Emotions – Personal interaction at work in Brazil vs. Germany
Another differentiating characteristic lies in how German and Brazilians manage emotions is also a factor that differentiate them. It is important to say that each individual has a unique personality and that determines how we react to different things independently of our nationality. But there is some kind of “emotional standard” in each culture, some line where we all are similar to our own culture and not so much like others.
In general, Germans are very composed and straight-forward, while Brazilians are emotional and often need time to communicate a message, as the relationship between people is important.
For a German to say “no” to a colleague is a perfectly normal thing and it doesn’t cause any hurt feelings. That will also happen for any messages that need to be delivered – good or bad news, they are treated pretty much in the same way. The direct German method is to communicate something as precisely and quickly as possible so the next task can be initiated.
This concept of “yes” and “no” in the European country is very curious for South Americans, as these two are considered as choices with nothing in between. For Brazilians, there are many options between yes and no. A positive answer could mean a possibility or just a way to get to a later negative answer without offending the asking party. It can be confusing for Germans to understand this logic, but sometimes the nuances of a conversation between two people are more important than the final decision.
For those reasons, saying no to a colleague at the workplace might be a bit trickier in Brazil than in Germany. Usually when Brazilians answer to something, there is a reasoning behind it and that is often communicated together with the answer, which could seem like they are trying to get away from a direct answer, but most of the time it is just out of politeness that the answer is longer and explained.
Another important emotional aspect in the office is the way employees are motivated, what to say and what not to say. Brazilians are often incentivized often by energetic words and positive feedback in the form of compliments. Prizes are offered for accomplishments and are held in high regard for employees. The consequences of this are that the employees are enthusiastic about what they do, but there is also an increase in workplace competition (which goes against the prioritization of team work but that is corrected by having prizes for the teams as well).
In contrast to this, being complimented in Germany needs to be for specific situations. Germans need to feel like they deserve the compliment before they actually get it, otherwise the compliment is interpreted as an attempt of empty flattery. In those situations, an effort to reward and encourage a behavior backfires, demotivating an employee.
The Big Picture
People are people everywhere in the world, independently of their culture or nationality. We all have basic needs that are common to all of us, emotions and goals. Still, Germans and Brazilians have very distinct colors. An understanding of these two cultures is paramount for foreigners that want to achieve success while working in these countries.

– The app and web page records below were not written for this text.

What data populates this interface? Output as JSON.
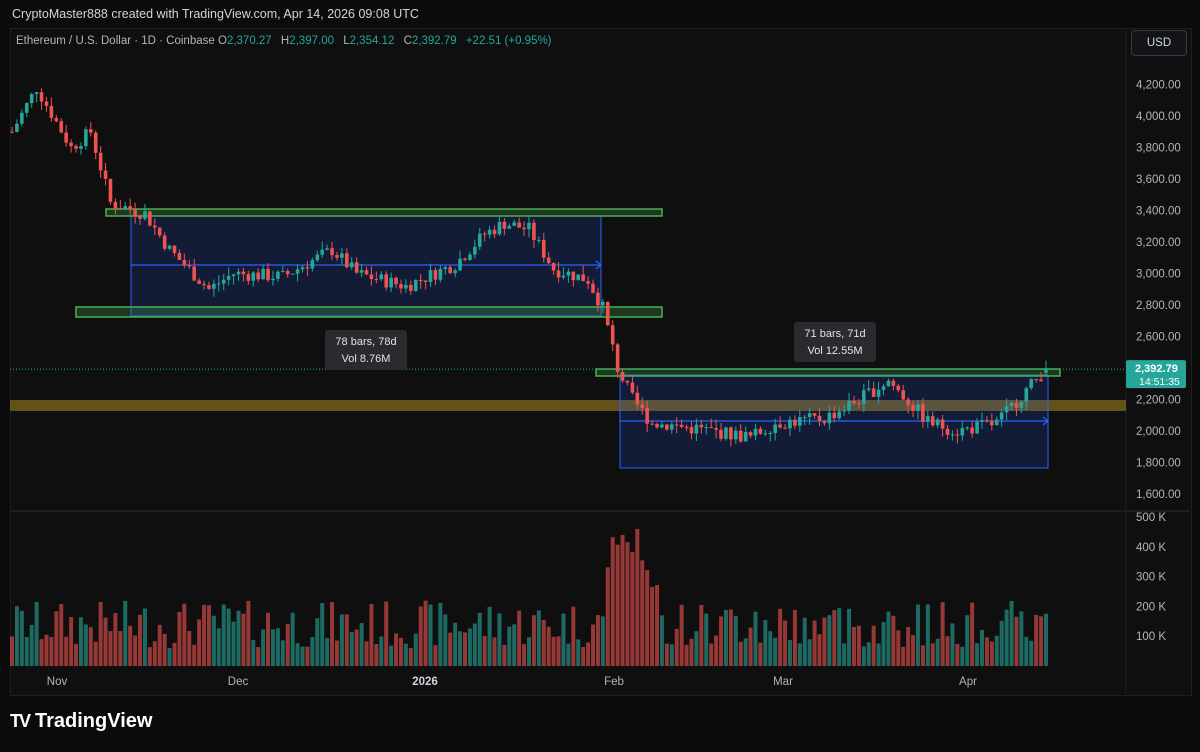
{
  "header": {
    "title": "CryptoMaster888 created with TradingView.com, Apr 14, 2026 09:08 UTC"
  },
  "symbol": {
    "name": "Ethereum / U.S. Dollar · 1D · Coinbase",
    "o_label": "O",
    "o_value": "2,370.27",
    "h_label": "H",
    "h_value": "2,397.00",
    "l_label": "L",
    "l_value": "2,354.12",
    "c_label": "C",
    "c_value": "2,392.79",
    "change": "+22.51 (+0.95%)"
  },
  "currency_button": "USD",
  "price_axis_labels": [
    "4,200.00",
    "4,000.00",
    "3,800.00",
    "3,600.00",
    "3,400.00",
    "3,200.00",
    "3,000.00",
    "2,800.00",
    "2,600.00",
    "2,200.00",
    "2,000.00",
    "1,800.00",
    "1,600.00"
  ],
  "current_price": {
    "price": "2,392.79",
    "countdown": "14:51:35"
  },
  "volume_axis_labels": [
    "500 K",
    "400 K",
    "300 K",
    "200 K",
    "100 K"
  ],
  "time_axis_labels": [
    "Nov",
    "Dec",
    "2026",
    "Feb",
    "Mar",
    "Apr"
  ],
  "annotations": [
    {
      "line1": "78 bars, 78d",
      "line2": "Vol 8.76M"
    },
    {
      "line1": "71 bars, 71d",
      "line2": "Vol 12.55M"
    }
  ],
  "colors": {
    "up": "#26a69a",
    "down": "#ef5350",
    "zone_green": "#4caf50",
    "range_box": "#2962ff",
    "support_band": "#c9a227"
  },
  "footer": {
    "brand": "TradingView",
    "logo_mark": "TV"
  },
  "chart_data": {
    "type": "candlestick",
    "instrument": "Ethereum / U.S. Dollar",
    "interval": "1D",
    "exchange": "Coinbase",
    "ylim": [
      1600,
      4300
    ],
    "last_close": 2392.79,
    "candles": []
  }
}
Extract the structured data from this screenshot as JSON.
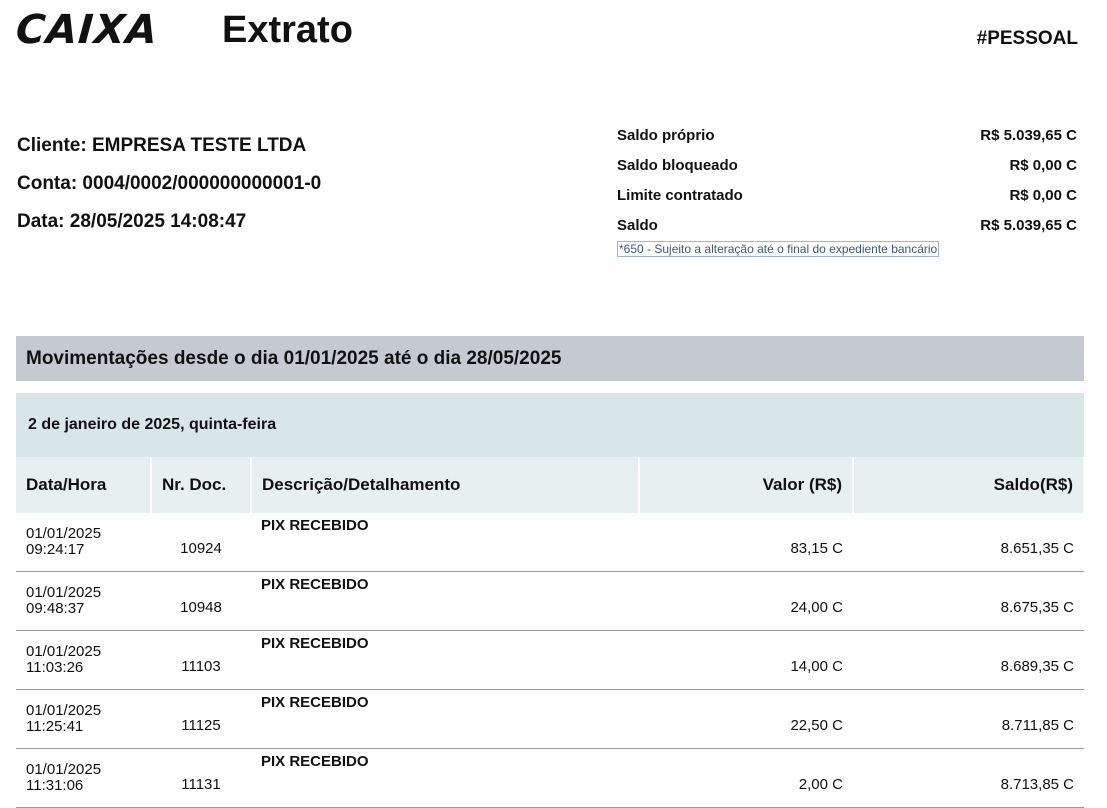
{
  "header": {
    "logo_text": "CAIXA",
    "title": "Extrato",
    "tag": "#PESSOAL"
  },
  "client": {
    "cliente": "Cliente: EMPRESA TESTE LTDA",
    "conta": "Conta: 0004/0002/000000000001-0",
    "data": "Data: 28/05/2025 14:08:47"
  },
  "balances": [
    {
      "label": "Saldo próprio",
      "value": "R$ 5.039,65 C"
    },
    {
      "label": "Saldo bloqueado",
      "value": "R$ 0,00 C"
    },
    {
      "label": "Limite contratado",
      "value": "R$ 0,00 C"
    },
    {
      "label": "Saldo",
      "value": "R$ 5.039,65 C"
    }
  ],
  "balance_note": "*650 - Sujeito a alteração até o final do expediente bancário",
  "period_title": "Movimentações desde o dia 01/01/2025 até o dia 28/05/2025",
  "day_title": "2 de janeiro de 2025, quinta-feira",
  "table": {
    "headers": [
      "Data/Hora",
      "Nr. Doc.",
      "Descrição/Detalhamento",
      "Valor (R$)",
      "Saldo(R$)"
    ],
    "rows": [
      {
        "date": "01/01/2025",
        "time": "09:24:17",
        "doc": "10924",
        "desc": "PIX RECEBIDO",
        "valor": "83,15 C",
        "saldo": "8.651,35 C"
      },
      {
        "date": "01/01/2025",
        "time": "09:48:37",
        "doc": "10948",
        "desc": "PIX RECEBIDO",
        "valor": "24,00 C",
        "saldo": "8.675,35 C"
      },
      {
        "date": "01/01/2025",
        "time": "11:03:26",
        "doc": "11103",
        "desc": "PIX RECEBIDO",
        "valor": "14,00 C",
        "saldo": "8.689,35 C"
      },
      {
        "date": "01/01/2025",
        "time": "11:25:41",
        "doc": "11125",
        "desc": "PIX RECEBIDO",
        "valor": "22,50 C",
        "saldo": "8.711,85 C"
      },
      {
        "date": "01/01/2025",
        "time": "11:31:06",
        "doc": "11131",
        "desc": "PIX RECEBIDO",
        "valor": "2,00 C",
        "saldo": "8.713,85 C"
      }
    ]
  }
}
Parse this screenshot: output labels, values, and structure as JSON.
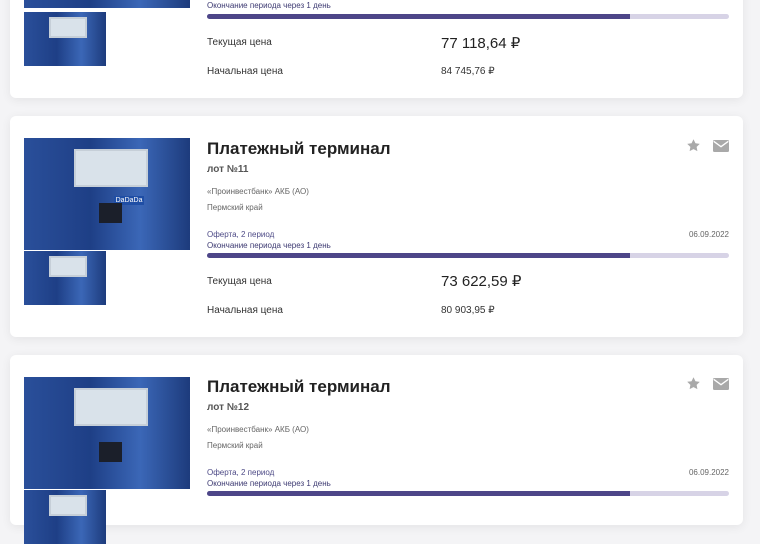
{
  "cards": [
    {
      "end_text": "Окончание периода через 1 день",
      "progress": 0.81,
      "current_label": "Текущая цена",
      "current_price": "77 118,64 ₽",
      "start_label": "Начальная цена",
      "start_price": "84 745,76 ₽"
    },
    {
      "title": "Платежный терминал",
      "lot": "лот №11",
      "org": "«Проинвестбанк» АКБ (АО)",
      "region": "Пермский край",
      "offer": "Оферта, 2 период",
      "date": "06.09.2022",
      "end_text": "Окончание периода через 1 день",
      "progress": 0.81,
      "current_label": "Текущая цена",
      "current_price": "73 622,59 ₽",
      "start_label": "Начальная цена",
      "start_price": "80 903,95 ₽"
    },
    {
      "title": "Платежный терминал",
      "lot": "лот №12",
      "org": "«Проинвестбанк» АКБ (АО)",
      "region": "Пермский край",
      "offer": "Оферта, 2 период",
      "date": "06.09.2022",
      "end_text": "Окончание периода через 1 день",
      "progress": 0.81
    }
  ],
  "icons": {
    "favorite": "star-icon",
    "mail": "mail-icon"
  },
  "colors": {
    "progress_fill": "#4d4688",
    "progress_track": "#d7d3e6",
    "icon": "#a9a9a9"
  },
  "image_label": "DaDaDa"
}
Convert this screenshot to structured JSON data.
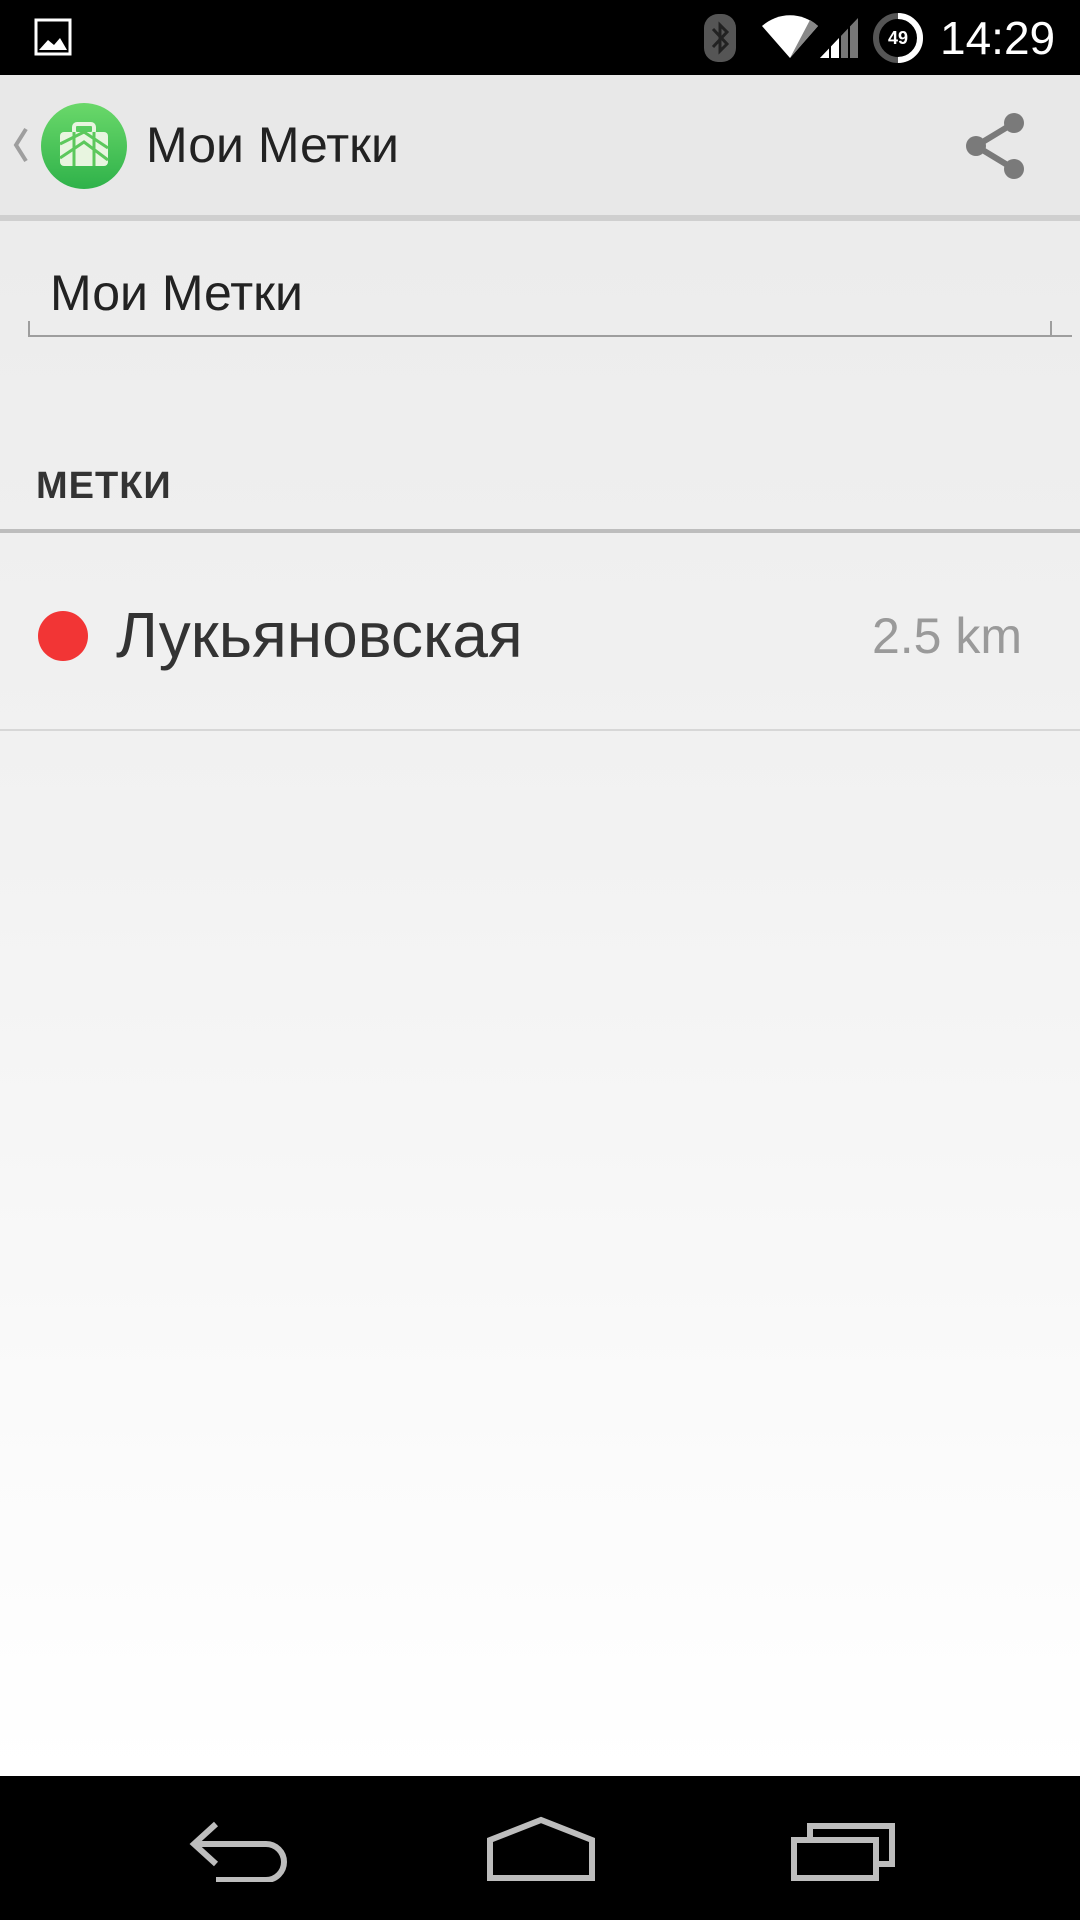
{
  "status_bar": {
    "time": "14:29",
    "battery_level": "49",
    "icons": [
      "gallery-notification-icon",
      "bluetooth-icon",
      "wifi-icon",
      "cell-signal-icon",
      "battery-icon"
    ]
  },
  "action_bar": {
    "title": "Мои Метки",
    "icons": [
      "back-chevron-icon",
      "app-logo-icon",
      "share-icon"
    ]
  },
  "form": {
    "list_name_value": "Мои Метки"
  },
  "section": {
    "header": "МЕТКИ"
  },
  "bookmarks": [
    {
      "name": "Лукьяновская",
      "distance": "2.5 km",
      "color": "#f23535"
    }
  ],
  "nav_bar": {
    "icons": [
      "nav-back-icon",
      "nav-home-icon",
      "nav-recents-icon"
    ]
  }
}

After spending nearly a year in Germany, I can better understand how to behave and how to deal with the different situations in the workplace. This knowledge is always growing with time and the more people I get to meet.
Also in our blog: Read the interview with Andriolo: Number one country in the world for Logistics, great opportunities to network with people from all over the world and a drive to improvements in business culture: This is what motivated Vinicius Andriolo (32) from Vitória/ES (Brazil) to undertake his next career step in Germany.
Interested in learning more? Find more information about German Work culture in James’ 12-Step Guide in his LiveWorkGermany Blog.
Main Photo: ismagilov / Istockphoto.com